A Japanese aquaculture company recently announced it has succeeded in hatching eggs of fully farmed octopus in western Japan. The seafood company confirmed the hatching of about 140,000 eggs produced by octopus conceived by artificial incubation and is hoping to ship fully farmed octopus to retailers and restaurants across Japan as early as 2020.
There has never been full-cycle aquaculture technology for octopus as they have a low survival rate of about 30 days after being hatched. Also, octopus larvae eat only live food which has made feeding them difficult and expensive. Keeping young animals in water whose salinity and temperature are carefully controlled has proved challenging.

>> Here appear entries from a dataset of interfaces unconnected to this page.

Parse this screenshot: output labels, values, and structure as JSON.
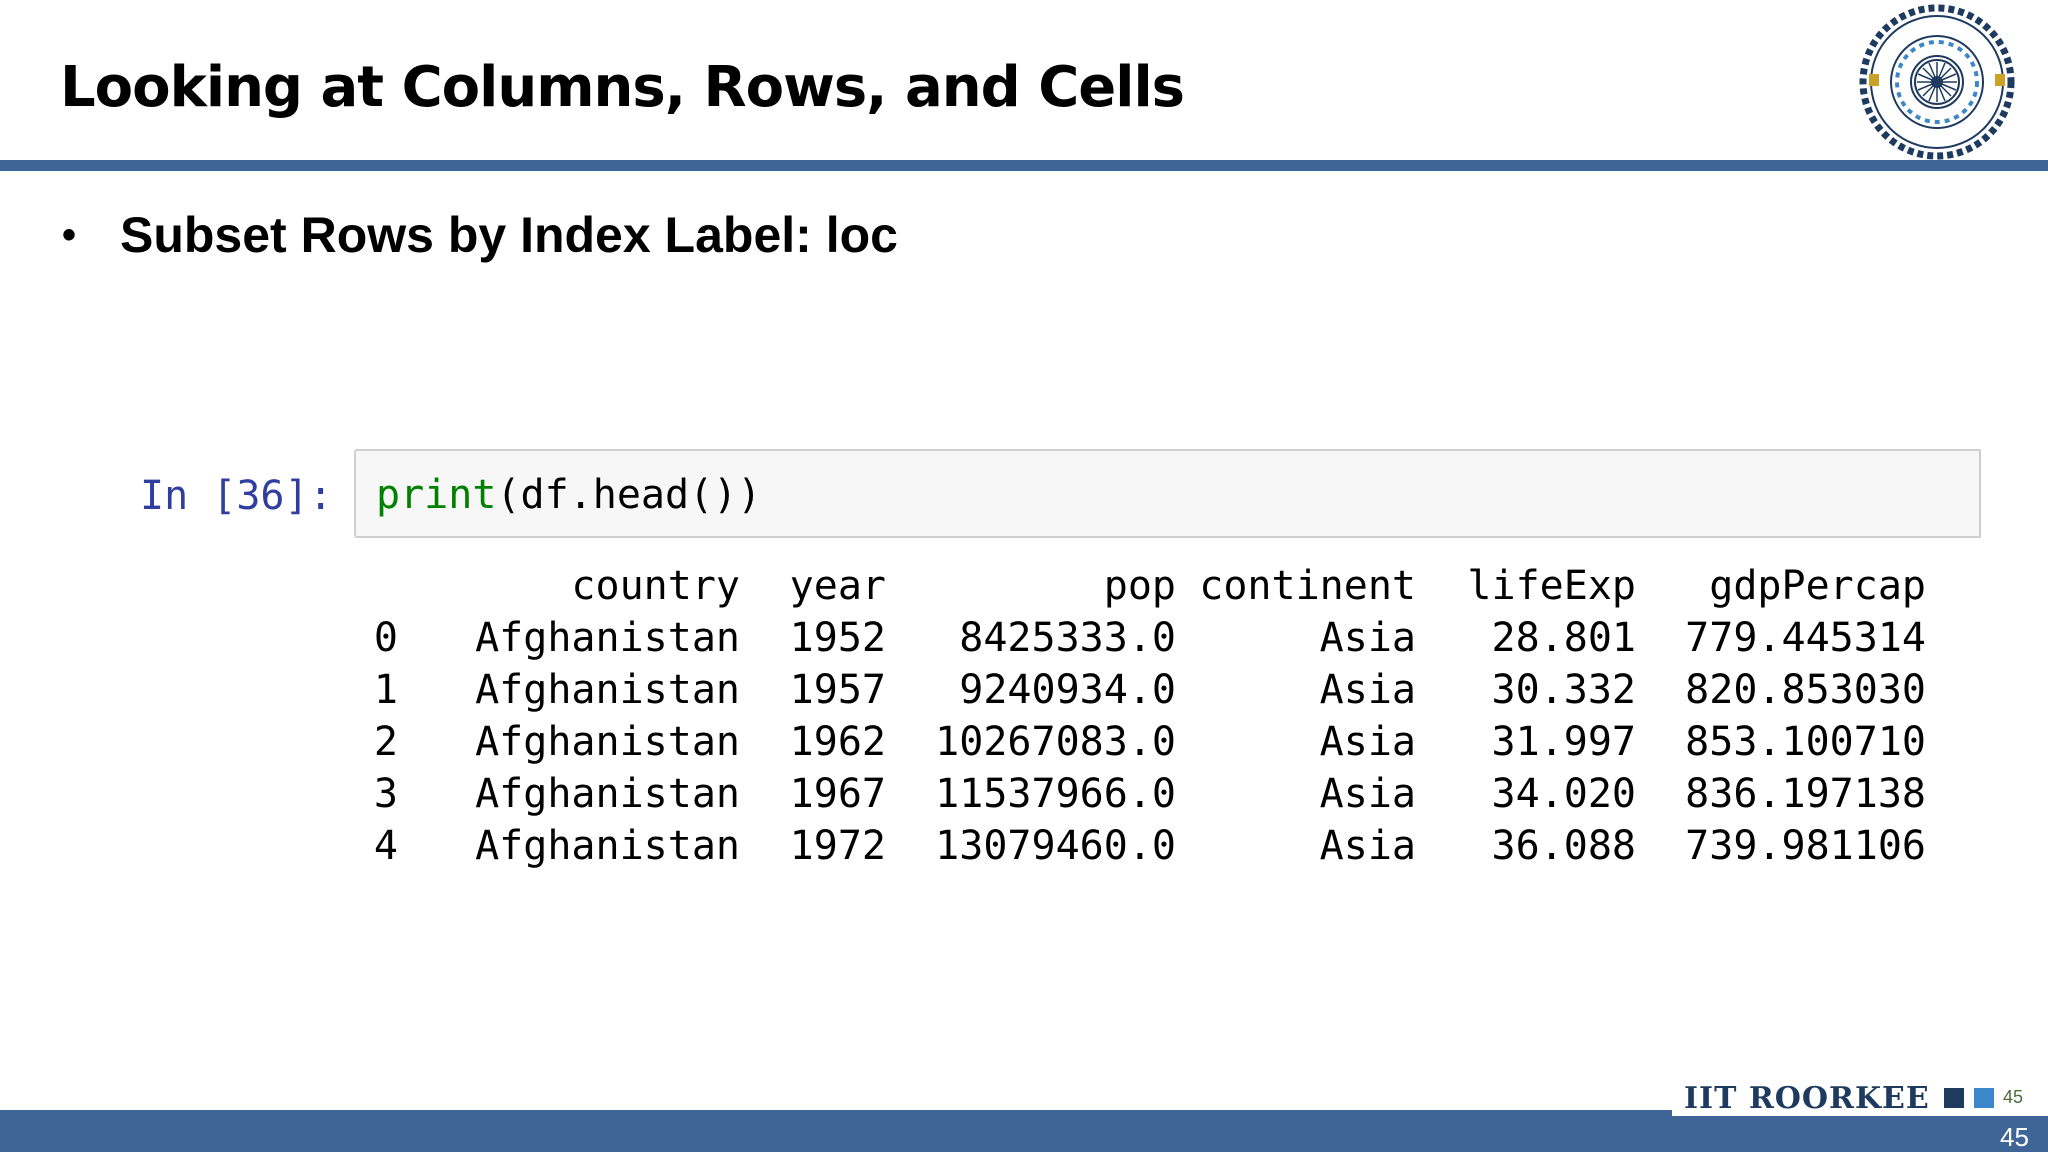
{
  "slide": {
    "title": "Looking at Columns, Rows, and Cells",
    "bullet": "Subset Rows by Index Label: loc"
  },
  "logo": {
    "institute_name": "INDIAN INSTITUTE OF TECHNOLOGY ROORKEE",
    "icon": "institute-seal"
  },
  "notebook": {
    "prompt": "In [36]:",
    "code_func": "print",
    "code_rest": "(df.head())",
    "output": {
      "columns": [
        "",
        "country",
        "year",
        "pop",
        "continent",
        "lifeExp",
        "gdpPercap"
      ],
      "rows": [
        [
          "0",
          "Afghanistan",
          "1952",
          "8425333.0",
          "Asia",
          "28.801",
          "779.445314"
        ],
        [
          "1",
          "Afghanistan",
          "1957",
          "9240934.0",
          "Asia",
          "30.332",
          "820.853030"
        ],
        [
          "2",
          "Afghanistan",
          "1962",
          "10267083.0",
          "Asia",
          "31.997",
          "853.100710"
        ],
        [
          "3",
          "Afghanistan",
          "1967",
          "11537966.0",
          "Asia",
          "34.020",
          "836.197138"
        ],
        [
          "4",
          "Afghanistan",
          "1972",
          "13079460.0",
          "Asia",
          "36.088",
          "739.981106"
        ]
      ]
    }
  },
  "footer": {
    "brand": "IIT ROORKEE",
    "mini_number": "45",
    "page_number": "45"
  },
  "colors": {
    "accent_bar": "#3f6597",
    "prompt": "#303f9f",
    "builtin": "#008000",
    "brand": "#1f3a5f"
  }
}
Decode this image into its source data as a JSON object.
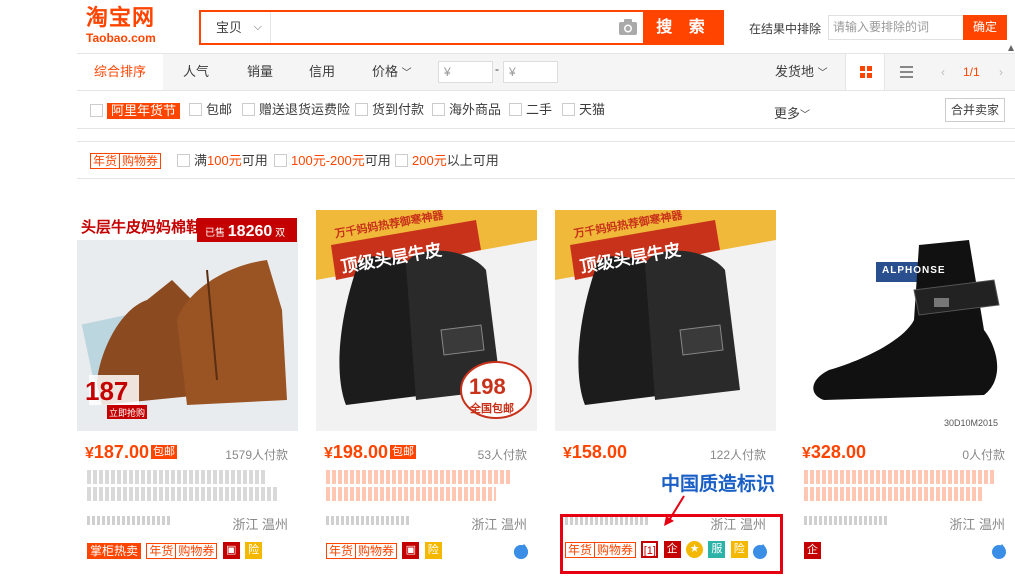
{
  "header": {
    "logo_cn": "淘宝网",
    "logo_en": "Taobao.com",
    "search_category": "宝贝",
    "search_placeholder": "",
    "search_button": "搜 索",
    "exclude_label": "在结果中排除",
    "exclude_placeholder": "请输入要排除的词",
    "confirm_button": "确定"
  },
  "sortbar": {
    "items": [
      "综合排序",
      "人气",
      "销量",
      "信用",
      "价格"
    ],
    "price_from": "¥",
    "price_to": "¥",
    "price_dash": "-",
    "ship_from": "发货地",
    "page": "1/1"
  },
  "filters_row1": [
    "阿里年货节",
    "包邮",
    "赠送退货运费险",
    "货到付款",
    "海外商品",
    "二手",
    "天猫"
  ],
  "more": "更多",
  "merge": "合并卖家",
  "coupon": {
    "tag_a": "年货",
    "tag_b": "购物券",
    "opt1_a": "满",
    "opt1_b": "100元",
    "opt1_c": "可用",
    "opt2_a": "100元-200元",
    "opt2_b": "可用",
    "opt3_a": "200元",
    "opt3_b": "以上可用"
  },
  "products": [
    {
      "price": "187.00",
      "yen": "¥",
      "baoyou": "包邮",
      "deals": "1579人付款",
      "location": "浙江 温州",
      "badge_text": "头层牛皮妈妈棉鞋",
      "badge_count_prefix": "已售",
      "badge_count": "18260",
      "badge_count_unit": "双",
      "img_price": "187",
      "img_price2": "立即抢购"
    },
    {
      "price": "198.00",
      "yen": "¥",
      "baoyou": "包邮",
      "deals": "53人付款",
      "location": "浙江 温州",
      "badge_text": "万千妈妈热荐御寒神器",
      "badge_text2": "顶级头层牛皮",
      "img_price": "198",
      "img_price2": "全国包邮"
    },
    {
      "price": "158.00",
      "yen": "¥",
      "baoyou": "",
      "deals": "122人付款",
      "location": "浙江 温州",
      "badge_text": "万千妈妈热荐御寒神器",
      "badge_text2": "顶级头层牛皮"
    },
    {
      "price": "328.00",
      "yen": "¥",
      "baoyou": "",
      "deals": "0人付款",
      "location": "浙江 温州",
      "brand": "ALPHONSE",
      "sku": "30D10M2015"
    }
  ],
  "icon_labels": {
    "zhanggui": "掌柜热卖",
    "nianhuo": "年货",
    "gouwuquan": "购物券",
    "qi": "企",
    "fu": "服",
    "xian": "险"
  },
  "annotation": "中国质造标识",
  "colors": {
    "accent": "#ff4400",
    "annotation": "#1a5fc5",
    "frame": "#e60012"
  }
}
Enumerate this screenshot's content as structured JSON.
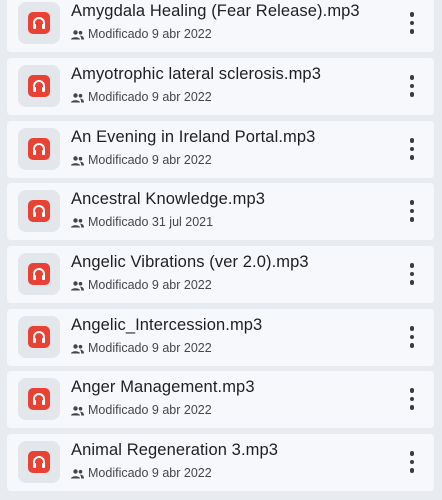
{
  "file_list": {
    "items": [
      {
        "name": "Amygdala Healing (Fear Release).mp3",
        "modified": "Modificado 9 abr 2022",
        "icon": "audio-file-icon"
      },
      {
        "name": "Amyotrophic lateral sclerosis.mp3",
        "modified": "Modificado 9 abr 2022",
        "icon": "audio-file-icon"
      },
      {
        "name": "An Evening in Ireland Portal.mp3",
        "modified": "Modificado 9 abr 2022",
        "icon": "audio-file-icon"
      },
      {
        "name": "Ancestral Knowledge.mp3",
        "modified": "Modificado 31 jul 2021",
        "icon": "audio-file-icon"
      },
      {
        "name": "Angelic Vibrations (ver 2.0).mp3",
        "modified": "Modificado 9 abr 2022",
        "icon": "audio-file-icon"
      },
      {
        "name": "Angelic_Intercession.mp3",
        "modified": "Modificado 9 abr 2022",
        "icon": "audio-file-icon"
      },
      {
        "name": "Anger Management.mp3",
        "modified": "Modificado 9 abr 2022",
        "icon": "audio-file-icon"
      },
      {
        "name": "Animal Regeneration 3.mp3",
        "modified": "Modificado 9 abr 2022",
        "icon": "audio-file-icon"
      }
    ]
  },
  "colors": {
    "file_icon_red": "#e94235",
    "row_background": "#f6f8fc",
    "page_background": "#e8ecf1"
  }
}
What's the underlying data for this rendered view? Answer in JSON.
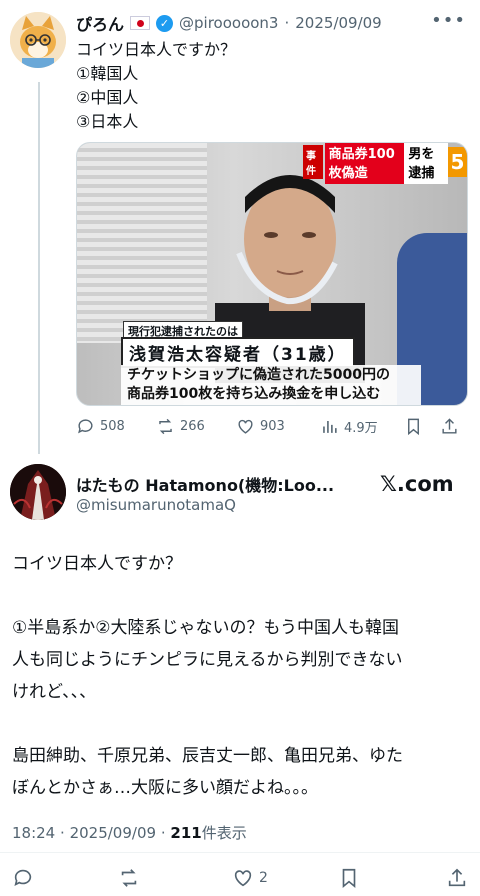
{
  "parent_tweet": {
    "author_name": "ぴろん",
    "handle": "@pirooooon3",
    "separator": "·",
    "date": "2025/09/09",
    "body_lines": [
      "コイツ日本人ですか？",
      "①韓国人",
      "②中国人",
      "③日本人"
    ],
    "media": {
      "news_tag": "事件",
      "headline_red": "商品券100枚偽造",
      "headline_white": "男を逮捕",
      "channel_number": "5",
      "caption_small": "現行犯逮捕されたのは",
      "caption_name": "浅賀浩太容疑者（31歳）",
      "caption_desc_lines": [
        "チケットショップに偽造された5000円の",
        "商品券100枚を持ち込み換金を申し込む"
      ]
    },
    "stats": {
      "replies": "508",
      "reposts": "266",
      "likes": "903",
      "views": "4.9万"
    }
  },
  "main_tweet": {
    "author_name": "はたもの Hatamono(機物:Loo...",
    "handle": "@misumarunotamaQ",
    "site_label": "𝕏.com",
    "body": {
      "line1": "コイツ日本人ですか？",
      "para2": [
        "①半島系か②大陸系じゃないの？もう中国人も韓国",
        "人も同じようにチンピラに見えるから判別できない",
        "けれど、、、"
      ],
      "para3": [
        "島田紳助、千原兄弟、辰吉丈一郎、亀田兄弟、ゆた",
        "ぼんとかさぁ…大阪に多い顔だよね。。。"
      ]
    },
    "time": "18:24",
    "separator": "·",
    "date": "2025/09/09",
    "separator2": "·",
    "view_count": "211",
    "view_label": "件表示",
    "like_count": "2"
  },
  "colors": {
    "text": "#0f1419",
    "muted": "#536471",
    "accent": "#1d9bf0",
    "line": "#cfd9de"
  }
}
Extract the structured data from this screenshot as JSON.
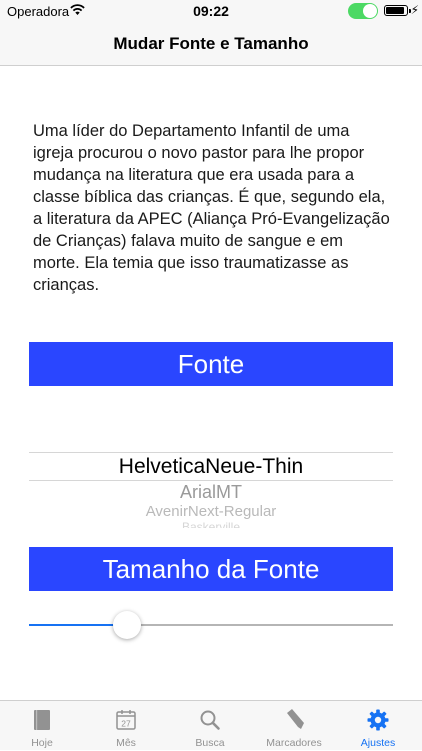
{
  "status_bar": {
    "carrier": "Operadora",
    "time": "09:22",
    "battery_level": 0.9
  },
  "nav": {
    "title": "Mudar Fonte e Tamanho"
  },
  "preview": {
    "text": "Uma líder do Departamento Infantil de uma igreja procurou o novo pastor para lhe propor mudança na literatura que era usada para a classe bíblica das crianças. É que, segundo ela, a  literatura da APEC (Aliança Pró-Evangelização de Crianças) falava muito de sangue e em morte. Ela temia que isso traumatizasse as crianças."
  },
  "font_section": {
    "header": "Fonte",
    "options": [
      "HelveticaNeue-Thin",
      "ArialMT",
      "AvenirNext-Regular",
      "Baskerville"
    ],
    "selected": "HelveticaNeue-Thin"
  },
  "size_section": {
    "header": "Tamanho da Fonte",
    "slider_value": 0.23
  },
  "colors": {
    "header_blue": "#2a46ff",
    "tint": "#1672f3",
    "inactive_tab": "#929292"
  },
  "tabs": [
    {
      "label": "Hoje",
      "icon": "book-icon"
    },
    {
      "label": "Mês",
      "icon": "calendar-icon",
      "day": "27"
    },
    {
      "label": "Busca",
      "icon": "search-icon"
    },
    {
      "label": "Marcadores",
      "icon": "bookmark-icon"
    },
    {
      "label": "Ajustes",
      "icon": "gear-icon",
      "active": true
    }
  ]
}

At about the same time a 2019 study claims that octupus farming is a bad idea. The study calls the plans for the octopus farms are ‘ethically unjustifiable’. They claim that octopuses are ‘highly intelligent’ and have been known to use tools and even navigate simple mazes and protect the entrance to their dens. The mass production of octupus on aquatic farms could be fatal for the species and will put yet more pressure on the ocean’s livestock. Octopuses require huge quantities of fish which will further threaten marine livestock.
However, in many areas octupus is considered a culinary delicacy. More than 350,000 tonnes of the seafood are caught and served in restaurants every year and octupus is a common food in Mediterranean, Japanese and a variety of asian dishes.
There are around 300 recognized species of octupus. Learn more about them here.